── EXERCISE DATA ──

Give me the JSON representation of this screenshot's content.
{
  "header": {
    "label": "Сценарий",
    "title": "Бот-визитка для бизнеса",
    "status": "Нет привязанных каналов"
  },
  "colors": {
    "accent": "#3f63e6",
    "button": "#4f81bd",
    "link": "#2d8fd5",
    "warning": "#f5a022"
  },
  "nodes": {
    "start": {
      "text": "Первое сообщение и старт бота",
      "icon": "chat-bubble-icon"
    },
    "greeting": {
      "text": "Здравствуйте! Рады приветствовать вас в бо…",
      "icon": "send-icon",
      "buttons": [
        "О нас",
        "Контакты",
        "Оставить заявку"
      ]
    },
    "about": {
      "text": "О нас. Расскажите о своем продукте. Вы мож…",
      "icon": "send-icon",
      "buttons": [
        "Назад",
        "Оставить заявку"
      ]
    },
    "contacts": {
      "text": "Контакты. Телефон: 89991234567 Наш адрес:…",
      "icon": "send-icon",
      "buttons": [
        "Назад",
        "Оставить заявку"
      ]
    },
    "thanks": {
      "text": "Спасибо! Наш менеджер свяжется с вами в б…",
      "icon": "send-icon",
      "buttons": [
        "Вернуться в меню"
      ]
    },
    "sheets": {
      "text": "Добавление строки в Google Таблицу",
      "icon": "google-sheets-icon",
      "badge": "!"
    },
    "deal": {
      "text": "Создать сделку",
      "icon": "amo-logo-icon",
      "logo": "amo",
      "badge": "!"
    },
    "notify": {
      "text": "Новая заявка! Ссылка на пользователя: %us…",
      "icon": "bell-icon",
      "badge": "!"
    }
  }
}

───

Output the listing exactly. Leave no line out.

Give me the JSON representation of this screenshot's content.
{
  "header": {
    "label": "Сценарий",
    "title": "Бот-визитка для бизнеса",
    "status": "Нет привязанных каналов"
  },
  "colors": {
    "accent": "#3f63e6",
    "button": "#4f81bd",
    "link": "#2d8fd5",
    "warning": "#f5a022"
  },
  "nodes": {
    "start": {
      "text": "Первое сообщение и старт бота",
      "icon": "chat-bubble-icon"
    },
    "greeting": {
      "text": "Здравствуйте! Рады приветствовать вас в бо…",
      "icon": "send-icon",
      "buttons": [
        "О нас",
        "Контакты",
        "Оставить заявку"
      ]
    },
    "about": {
      "text": "О нас. Расскажите о своем продукте. Вы мож…",
      "icon": "send-icon",
      "buttons": [
        "Назад",
        "Оставить заявку"
      ]
    },
    "contacts": {
      "text": "Контакты. Телефон: 89991234567 Наш адрес:…",
      "icon": "send-icon",
      "buttons": [
        "Назад",
        "Оставить заявку"
      ]
    },
    "thanks": {
      "text": "Спасибо! Наш менеджер свяжется с вами в б…",
      "icon": "send-icon",
      "buttons": [
        "Вернуться в меню"
      ]
    },
    "sheets": {
      "text": "Добавление строки в Google Таблицу",
      "icon": "google-sheets-icon",
      "badge": "!"
    },
    "deal": {
      "text": "Создать сделку",
      "icon": "amo-logo-icon",
      "logo": "amo",
      "badge": "!"
    },
    "notify": {
      "text": "Новая заявка! Ссылка на пользователя: %us…",
      "icon": "bell-icon",
      "badge": "!"
    }
  }
}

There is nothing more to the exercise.